Many believe the story that Marco Polo brought pasta to Italy after returning from China as detailed in the explorer’s 13th century writings “Polo’s Travels.” However, in a recent article published by The National Geography in its History Magazine, the writer disputes the story by citing earlier writings that indicate pasta was already in existence even before Marco Polo returned from his new world exploration expeditions.
First off, Alfonso Lopez, author of the article entitled “The Twisted History of Pasta,” was able to clear away the muddle about the reference to Polo’s Travels as basis in determining the origins of pasta.
Italian Pasta Did Not Originate from China
While in the passage Polo mentioned about a tree from which pasta-like ingredient was made, the tree was actually a sago palm tree which produced starchy food. According to Lopez, Polo only mentioned that the starchy sago reminded him of the pasta in his home country. That alone indicates that even before Polo arrived from China, pasta was already available in Italy, albeit still rare. In fact in another passage, Polo mentioned a an italian soldier from Genoa whose prized possession includes a basket of macaroni.
Pasta Came to italy as a Result of Mediterranean Trading During the Middle Ages
The article went on to explain that not a few historians made other claims based on a “relief” noted in one of the 4th century B.C. Roman tombs. That the relief resembled a pasta making, which denoted the device was already in existence at the time.
Other historians though disagreed by pointing out that any other record that made reference to a dish that resembled pasta, was rare. The general consensus most historians agreed to was that pasta came around in Italy as a result of the widespread trading in the Mediterranean during the Middle Ages.
Starting from the 13th century onward, historians noted that there were already records across the Italian peninsula that frequently named pasta variations like macaroni, gnocchi, ravioli and vermicelli, just to name a few.
Pasta was Food for Wealthy Italian Nobles Up to the 16th Century
During the Middle Ages up to the Renaissance period, pasta was regarded as food for the wealthy as they were acquired through trade. Moreover, pasta dishes were concocted with as many ingredients as possible that a 16th century author named Giulio Cesare Croce included pasta in his list of Italy’s “fattening dishes.”

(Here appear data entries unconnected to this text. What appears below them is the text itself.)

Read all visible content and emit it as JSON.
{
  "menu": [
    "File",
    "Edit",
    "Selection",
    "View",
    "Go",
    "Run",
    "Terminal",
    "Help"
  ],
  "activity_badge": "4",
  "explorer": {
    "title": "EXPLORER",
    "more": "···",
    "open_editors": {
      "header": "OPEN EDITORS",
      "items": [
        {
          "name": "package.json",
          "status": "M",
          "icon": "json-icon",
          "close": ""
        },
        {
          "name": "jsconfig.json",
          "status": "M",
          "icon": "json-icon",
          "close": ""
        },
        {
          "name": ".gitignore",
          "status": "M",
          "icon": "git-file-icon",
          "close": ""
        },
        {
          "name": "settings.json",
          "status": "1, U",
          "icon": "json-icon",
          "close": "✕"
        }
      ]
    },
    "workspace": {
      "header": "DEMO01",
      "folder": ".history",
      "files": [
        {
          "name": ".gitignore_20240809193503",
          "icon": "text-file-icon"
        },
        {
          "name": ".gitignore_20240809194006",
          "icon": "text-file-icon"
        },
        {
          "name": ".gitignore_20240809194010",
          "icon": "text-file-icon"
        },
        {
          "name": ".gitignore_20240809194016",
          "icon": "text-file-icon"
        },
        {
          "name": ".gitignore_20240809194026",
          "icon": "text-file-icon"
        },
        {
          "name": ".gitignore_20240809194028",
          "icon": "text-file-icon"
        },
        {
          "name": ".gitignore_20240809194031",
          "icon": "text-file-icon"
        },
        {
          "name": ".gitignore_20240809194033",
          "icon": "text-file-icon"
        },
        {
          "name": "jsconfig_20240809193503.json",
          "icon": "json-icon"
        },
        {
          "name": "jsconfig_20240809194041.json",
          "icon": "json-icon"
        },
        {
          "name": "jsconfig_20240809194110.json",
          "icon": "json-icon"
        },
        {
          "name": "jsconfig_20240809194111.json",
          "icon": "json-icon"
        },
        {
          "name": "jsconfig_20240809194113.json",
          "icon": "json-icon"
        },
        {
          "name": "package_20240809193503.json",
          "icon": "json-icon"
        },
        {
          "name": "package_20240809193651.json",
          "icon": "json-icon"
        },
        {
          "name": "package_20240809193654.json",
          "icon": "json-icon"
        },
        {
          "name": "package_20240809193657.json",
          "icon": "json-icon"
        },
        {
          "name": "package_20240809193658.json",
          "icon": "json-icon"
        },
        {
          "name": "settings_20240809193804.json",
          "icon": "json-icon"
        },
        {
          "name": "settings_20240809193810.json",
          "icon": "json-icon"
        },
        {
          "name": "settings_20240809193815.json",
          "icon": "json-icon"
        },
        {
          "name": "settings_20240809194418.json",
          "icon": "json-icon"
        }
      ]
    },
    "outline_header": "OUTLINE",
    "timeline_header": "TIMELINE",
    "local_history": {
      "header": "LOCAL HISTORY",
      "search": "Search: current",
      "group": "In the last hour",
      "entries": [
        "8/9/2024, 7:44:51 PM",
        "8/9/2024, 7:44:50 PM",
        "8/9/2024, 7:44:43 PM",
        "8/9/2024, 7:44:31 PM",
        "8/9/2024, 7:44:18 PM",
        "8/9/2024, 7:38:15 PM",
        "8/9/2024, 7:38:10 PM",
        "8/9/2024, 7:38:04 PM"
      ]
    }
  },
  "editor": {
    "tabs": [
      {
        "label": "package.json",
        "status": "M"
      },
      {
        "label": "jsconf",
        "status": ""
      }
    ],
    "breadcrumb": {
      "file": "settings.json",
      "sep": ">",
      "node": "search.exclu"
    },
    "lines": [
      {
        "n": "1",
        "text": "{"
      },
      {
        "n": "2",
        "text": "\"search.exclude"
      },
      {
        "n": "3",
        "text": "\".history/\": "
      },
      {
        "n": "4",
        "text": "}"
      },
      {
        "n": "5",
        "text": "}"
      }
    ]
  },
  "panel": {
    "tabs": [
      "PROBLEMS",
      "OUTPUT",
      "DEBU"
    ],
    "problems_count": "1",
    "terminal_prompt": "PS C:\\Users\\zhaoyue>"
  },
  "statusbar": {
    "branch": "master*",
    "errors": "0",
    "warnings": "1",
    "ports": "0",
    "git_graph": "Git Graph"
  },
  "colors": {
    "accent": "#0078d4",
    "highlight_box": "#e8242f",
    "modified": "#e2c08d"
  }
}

In Naples and in the neighboring regions during the 17th and 18th centuries, the production of pasta had begun to surge. Many commoners during the period had very limited access to meat, while the ingredients used for making pasta were being sold by landowners at a much cheaper price. As a result, from 1700 onwards, pasta became a staple food among many Italians, particularly Neapolitans. So much so that they earned the moniker mangiamaccheroni or macaroni eaters.
During the age of industrial revolution in the 18th century, the introduction of a mechanical press known as torchio made pasta-making a lot easier; and from then on, industrial-made pasta made a dramatic spread across Italy.